The fear of missing out is a modern day phenomenon in our society. We get afraid of not being able to do everything. There are two parties we can attend. If we choose one, what will we be missing at the other? Will the other party be better? There are two great workshops we can attend on the same day. Which one do we choose? There is something off in this way of being. In our obsession with not wanting to miss anything, we are perpetually riding the hamster wheel of trying to do everything. This has accelerated with the age of the internet, which gives us access to so many more options. It is overwhelming. The popularity of the acronym FOMO (Fear of Missing Out) demonstrates this point.
The dilemma stems from buying into the collaborative narrative that our worth and life satisfaction is based on not missing out on anything. It stems from the belief that our worth and satisfaction is contingent upon how many events we go to, how many friends we have, and so on. Our value becomes quantitatively based. We believe there is something wrong with us if we haven’t done it all. This is a self-defeating attitude, and an impossible goal. There are a limited number of things we can do and there are an excess of options. If we deny this reality, we are denying our healthy limits. We are finite human beings. Refusing to acknowledge this so we can attain the fantasy of doing it all leads to anxiety and depression, punctuated by brief moments of satisfaction when we feel we’ve really done it all, for now. It becomes hard to discover what the authentic level of enoughness is for us, moment to moment.
If we are in touch with our authentic enoughness, while there still may be feelings of disappointment over what we’ve missed, there is a conscious choosing. We won’t be victims of all of life’s choices coming at us. We choose our life, with all of life’s choices coming at us. As my mentor Jim Bugenta (link is external)l would say, “The art of living is the art of relinquishment.”
What does authentic enoughness mean? Authentic enoughness is getting in touch with our subjective sense of what is right for us in terms of our unique well-being in the here and now. It is based on our internal sense of what supports us in our life qualitatively. Our authentic enoughness is not based on the number of friends we have or the number of events we go to. Our inner knowing is our compass for making choices in the world. Without that compass, we’re a chicken without a head. We’re grasping onto the next experience that we think will make us okay. There is no center in this orientation. Instead there is a sense of lack, no matter how many friends we have and how many events we attend.

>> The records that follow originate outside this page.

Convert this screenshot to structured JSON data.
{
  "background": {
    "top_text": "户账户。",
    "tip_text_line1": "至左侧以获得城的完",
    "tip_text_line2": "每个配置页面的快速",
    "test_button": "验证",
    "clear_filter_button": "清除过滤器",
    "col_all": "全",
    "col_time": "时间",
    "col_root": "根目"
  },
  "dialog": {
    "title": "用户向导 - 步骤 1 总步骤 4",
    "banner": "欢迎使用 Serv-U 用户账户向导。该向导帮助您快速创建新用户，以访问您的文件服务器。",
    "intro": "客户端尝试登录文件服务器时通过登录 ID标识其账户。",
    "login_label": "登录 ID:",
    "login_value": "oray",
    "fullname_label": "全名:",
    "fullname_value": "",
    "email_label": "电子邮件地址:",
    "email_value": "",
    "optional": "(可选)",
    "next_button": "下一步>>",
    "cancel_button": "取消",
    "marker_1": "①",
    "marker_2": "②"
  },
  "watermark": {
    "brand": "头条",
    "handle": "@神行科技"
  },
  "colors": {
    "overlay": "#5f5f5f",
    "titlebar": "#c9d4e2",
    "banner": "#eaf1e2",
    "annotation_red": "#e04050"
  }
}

How do we discover our authentic enoughness? In order to get to our authentic enoughness, we have to go inward, not outward. We need to be still and ask what is best for our well-being right now, then listen to what emerges. See if what emerges fits. Does it resonate? If it doesn’t, we keep on asking that question until we get a felt resonance in our body. “Yes, that is it.”
Our authentic enoughness is always in flux. It’s dynamic and changes in accordance with the context in that particular time in our life. We may go to both concerts tonight or we may not go to any concerts tonight. What is important is to feel an internal sense of rightness about whatever our choice is. When we go inward and find out what is true for ourselves, the fear of missing out subsides. We have an anchor in our decision making. When we don’t use our inward compass to guide us in our outward direction, it is like only using the right side of our body and ignoring the left side. If this was the case, our life would be a lot more limited and difficult. Similarly, if we don’t go inward and listen to our intuitive center, we are handicapping our mental and emotional well-being.
Our society emphasizes not missing out on anything. Using our internal resources to guide us in our external choices takes courage. There is a vulnerability in changing this value orientation within ourselves. There can be a challenge to this value orientation from others. If our friends and community are driven by the fear of not wanting to miss out, will we be excluded? Will our friends think less of us? Will our connection to others be damaged?
Being authentic is not for the faint of heart. One possibility is, we find out we are still valued and liked by our friends and community. We may impact them to examine their value orientation as well. I believe this is the most likely outcome. The other outcome, and this one is painful, is that we will need to find new friends and community. However, once we do, I believe our life will be better. We will have friends and a community who don’t value us based on what we have done and what we will do. They value us because we choose what is best for us and act from that place. They value us for who we are, not what we missed.